What you have to do
Reproduce all of the data that follows, character for character.
### Dataset entries
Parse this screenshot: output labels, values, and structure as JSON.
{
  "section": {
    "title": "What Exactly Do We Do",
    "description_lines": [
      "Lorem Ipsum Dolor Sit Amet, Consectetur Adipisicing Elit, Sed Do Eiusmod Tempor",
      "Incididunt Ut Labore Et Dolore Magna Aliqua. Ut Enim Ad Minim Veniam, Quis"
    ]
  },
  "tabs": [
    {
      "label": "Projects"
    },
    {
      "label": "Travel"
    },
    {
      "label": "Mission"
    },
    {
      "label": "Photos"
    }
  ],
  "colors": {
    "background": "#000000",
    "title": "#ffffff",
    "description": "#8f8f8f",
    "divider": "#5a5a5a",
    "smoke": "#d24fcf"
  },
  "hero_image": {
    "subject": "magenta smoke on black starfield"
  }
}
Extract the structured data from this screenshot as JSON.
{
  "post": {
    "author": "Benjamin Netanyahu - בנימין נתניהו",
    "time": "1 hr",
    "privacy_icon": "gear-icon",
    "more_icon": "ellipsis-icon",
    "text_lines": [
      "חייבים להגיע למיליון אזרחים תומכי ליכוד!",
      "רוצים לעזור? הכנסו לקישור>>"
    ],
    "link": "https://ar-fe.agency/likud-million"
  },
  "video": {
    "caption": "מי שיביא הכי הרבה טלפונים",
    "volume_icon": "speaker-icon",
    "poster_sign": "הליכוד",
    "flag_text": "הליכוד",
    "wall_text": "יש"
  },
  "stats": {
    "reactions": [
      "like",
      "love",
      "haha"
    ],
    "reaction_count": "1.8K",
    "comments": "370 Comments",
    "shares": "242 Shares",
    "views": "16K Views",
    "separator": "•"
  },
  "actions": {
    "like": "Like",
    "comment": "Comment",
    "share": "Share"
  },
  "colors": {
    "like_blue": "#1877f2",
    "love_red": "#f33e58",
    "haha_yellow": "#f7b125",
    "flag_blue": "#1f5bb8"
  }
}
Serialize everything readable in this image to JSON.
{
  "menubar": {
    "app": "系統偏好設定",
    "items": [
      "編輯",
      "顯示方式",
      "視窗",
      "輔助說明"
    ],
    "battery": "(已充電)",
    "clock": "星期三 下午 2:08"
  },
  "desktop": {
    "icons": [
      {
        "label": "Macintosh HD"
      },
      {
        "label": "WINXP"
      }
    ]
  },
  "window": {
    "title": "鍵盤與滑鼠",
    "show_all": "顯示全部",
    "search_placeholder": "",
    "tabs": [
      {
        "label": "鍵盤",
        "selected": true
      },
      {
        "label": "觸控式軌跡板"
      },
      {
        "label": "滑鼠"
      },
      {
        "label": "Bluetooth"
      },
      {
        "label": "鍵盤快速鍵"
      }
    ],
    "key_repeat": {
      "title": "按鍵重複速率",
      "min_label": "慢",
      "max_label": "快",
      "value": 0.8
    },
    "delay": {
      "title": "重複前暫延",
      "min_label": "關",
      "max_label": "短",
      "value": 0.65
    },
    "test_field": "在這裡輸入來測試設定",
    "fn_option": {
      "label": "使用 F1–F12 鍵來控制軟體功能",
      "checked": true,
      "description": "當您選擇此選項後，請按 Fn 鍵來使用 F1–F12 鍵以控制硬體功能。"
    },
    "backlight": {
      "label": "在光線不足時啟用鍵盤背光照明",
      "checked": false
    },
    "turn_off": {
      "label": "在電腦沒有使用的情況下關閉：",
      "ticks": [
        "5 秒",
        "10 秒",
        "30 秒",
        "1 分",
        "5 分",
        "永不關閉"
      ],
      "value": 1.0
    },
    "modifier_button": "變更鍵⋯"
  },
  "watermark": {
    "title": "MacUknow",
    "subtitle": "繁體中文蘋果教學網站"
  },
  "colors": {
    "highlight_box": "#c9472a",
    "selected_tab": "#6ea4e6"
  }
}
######
Written answer
Parse this screenshot: output labels, values, and structure as JSON.
{
  "section": {
    "title": "What Exactly Do We Do",
    "description_lines": [
      "Lorem Ipsum Dolor Sit Amet, Consectetur Adipisicing Elit, Sed Do Eiusmod Tempor",
      "Incididunt Ut Labore Et Dolore Magna Aliqua. Ut Enim Ad Minim Veniam, Quis"
    ]
  },
  "tabs": [
    {
      "label": "Projects"
    },
    {
      "label": "Travel"
    },
    {
      "label": "Mission"
    },
    {
      "label": "Photos"
    }
  ],
  "colors": {
    "background": "#000000",
    "title": "#ffffff",
    "description": "#8f8f8f",
    "divider": "#5a5a5a",
    "smoke": "#d24fcf"
  },
  "hero_image": {
    "subject": "magenta smoke on black starfield"
  }
}
Extract the structured data from this screenshot as JSON.
{
  "post": {
    "author": "Benjamin Netanyahu - בנימין נתניהו",
    "time": "1 hr",
    "privacy_icon": "gear-icon",
    "more_icon": "ellipsis-icon",
    "text_lines": [
      "חייבים להגיע למיליון אזרחים תומכי ליכוד!",
      "רוצים לעזור? הכנסו לקישור>>"
    ],
    "link": "https://ar-fe.agency/likud-million"
  },
  "video": {
    "caption": "מי שיביא הכי הרבה טלפונים",
    "volume_icon": "speaker-icon",
    "poster_sign": "הליכוד",
    "flag_text": "הליכוד",
    "wall_text": "יש"
  },
  "stats": {
    "reactions": [
      "like",
      "love",
      "haha"
    ],
    "reaction_count": "1.8K",
    "comments": "370 Comments",
    "shares": "242 Shares",
    "views": "16K Views",
    "separator": "•"
  },
  "actions": {
    "like": "Like",
    "comment": "Comment",
    "share": "Share"
  },
  "colors": {
    "like_blue": "#1877f2",
    "love_red": "#f33e58",
    "haha_yellow": "#f7b125",
    "flag_blue": "#1f5bb8"
  }
}
Serialize everything readable in this image to JSON.
{
  "menubar": {
    "app": "系統偏好設定",
    "items": [
      "編輯",
      "顯示方式",
      "視窗",
      "輔助說明"
    ],
    "battery": "(已充電)",
    "clock": "星期三 下午 2:08"
  },
  "desktop": {
    "icons": [
      {
        "label": "Macintosh HD"
      },
      {
        "label": "WINXP"
      }
    ]
  },
  "window": {
    "title": "鍵盤與滑鼠",
    "show_all": "顯示全部",
    "search_placeholder": "",
    "tabs": [
      {
        "label": "鍵盤",
        "selected": true
      },
      {
        "label": "觸控式軌跡板"
      },
      {
        "label": "滑鼠"
      },
      {
        "label": "Bluetooth"
      },
      {
        "label": "鍵盤快速鍵"
      }
    ],
    "key_repeat": {
      "title": "按鍵重複速率",
      "min_label": "慢",
      "max_label": "快",
      "value": 0.8
    },
    "delay": {
      "title": "重複前暫延",
      "min_label": "關",
      "max_label": "短",
      "value": 0.65
    },
    "test_field": "在這裡輸入來測試設定",
    "fn_option": {
      "label": "使用 F1–F12 鍵來控制軟體功能",
      "checked": true,
      "description": "當您選擇此選項後，請按 Fn 鍵來使用 F1–F12 鍵以控制硬體功能。"
    },
    "backlight": {
      "label": "在光線不足時啟用鍵盤背光照明",
      "checked": false
    },
    "turn_off": {
      "label": "在電腦沒有使用的情況下關閉：",
      "ticks": [
        "5 秒",
        "10 秒",
        "30 秒",
        "1 分",
        "5 分",
        "永不關閉"
      ],
      "value": 1.0
    },
    "modifier_button": "變更鍵⋯"
  },
  "watermark": {
    "title": "MacUknow",
    "subtitle": "繁體中文蘋果教學網站"
  },
  "colors": {
    "highlight_box": "#c9472a",
    "selected_tab": "#6ea4e6"
  }
}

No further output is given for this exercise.